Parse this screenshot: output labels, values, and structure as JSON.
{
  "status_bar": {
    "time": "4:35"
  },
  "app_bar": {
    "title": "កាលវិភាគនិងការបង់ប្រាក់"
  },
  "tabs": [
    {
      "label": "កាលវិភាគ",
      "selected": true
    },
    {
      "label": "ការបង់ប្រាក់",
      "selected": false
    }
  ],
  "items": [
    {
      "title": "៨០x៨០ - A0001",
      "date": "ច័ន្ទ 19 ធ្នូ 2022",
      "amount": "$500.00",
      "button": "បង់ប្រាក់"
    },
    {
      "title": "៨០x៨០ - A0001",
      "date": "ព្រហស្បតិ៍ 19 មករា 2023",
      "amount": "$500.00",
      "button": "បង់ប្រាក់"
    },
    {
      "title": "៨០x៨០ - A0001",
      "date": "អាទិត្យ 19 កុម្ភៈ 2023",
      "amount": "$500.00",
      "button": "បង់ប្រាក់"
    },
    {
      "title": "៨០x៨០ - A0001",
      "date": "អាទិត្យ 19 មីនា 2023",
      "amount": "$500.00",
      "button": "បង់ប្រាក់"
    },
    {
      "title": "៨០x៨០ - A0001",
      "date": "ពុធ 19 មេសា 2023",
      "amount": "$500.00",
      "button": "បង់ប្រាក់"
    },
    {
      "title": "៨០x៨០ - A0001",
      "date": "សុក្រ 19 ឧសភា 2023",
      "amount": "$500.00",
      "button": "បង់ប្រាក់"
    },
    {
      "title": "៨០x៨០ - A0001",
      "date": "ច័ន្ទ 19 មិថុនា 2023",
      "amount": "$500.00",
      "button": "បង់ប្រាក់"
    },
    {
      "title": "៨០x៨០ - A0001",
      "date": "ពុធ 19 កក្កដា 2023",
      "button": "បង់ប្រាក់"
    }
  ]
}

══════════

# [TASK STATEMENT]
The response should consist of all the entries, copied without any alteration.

# [RESULT BELOW]
Parse this screenshot: output labels, values, and structure as JSON.
{
  "status_bar": {
    "time": "4:35"
  },
  "app_bar": {
    "title": "កាលវិភាគនិងការបង់ប្រាក់"
  },
  "tabs": [
    {
      "label": "កាលវិភាគ",
      "selected": true
    },
    {
      "label": "ការបង់ប្រាក់",
      "selected": false
    }
  ],
  "items": [
    {
      "title": "៨០x៨០ - A0001",
      "date": "ច័ន្ទ 19 ធ្នូ 2022",
      "amount": "$500.00",
      "button": "បង់ប្រាក់"
    },
    {
      "title": "៨០x៨០ - A0001",
      "date": "ព្រហស្បតិ៍ 19 មករា 2023",
      "amount": "$500.00",
      "button": "បង់ប្រាក់"
    },
    {
      "title": "៨០x៨០ - A0001",
      "date": "អាទិត្យ 19 កុម្ភៈ 2023",
      "amount": "$500.00",
      "button": "បង់ប្រាក់"
    },
    {
      "title": "៨០x៨០ - A0001",
      "date": "អាទិត្យ 19 មីនា 2023",
      "amount": "$500.00",
      "button": "បង់ប្រាក់"
    },
    {
      "title": "៨០x៨០ - A0001",
      "date": "ពុធ 19 មេសា 2023",
      "amount": "$500.00",
      "button": "បង់ប្រាក់"
    },
    {
      "title": "៨០x៨០ - A0001",
      "date": "សុក្រ 19 ឧសភា 2023",
      "amount": "$500.00",
      "button": "បង់ប្រាក់"
    },
    {
      "title": "៨០x៨០ - A0001",
      "date": "ច័ន្ទ 19 មិថុនា 2023",
      "amount": "$500.00",
      "button": "បង់ប្រាក់"
    },
    {
      "title": "៨០x៨០ - A0001",
      "date": "ពុធ 19 កក្កដា 2023",
      "button": "បង់ប្រាក់"
    }
  ]
}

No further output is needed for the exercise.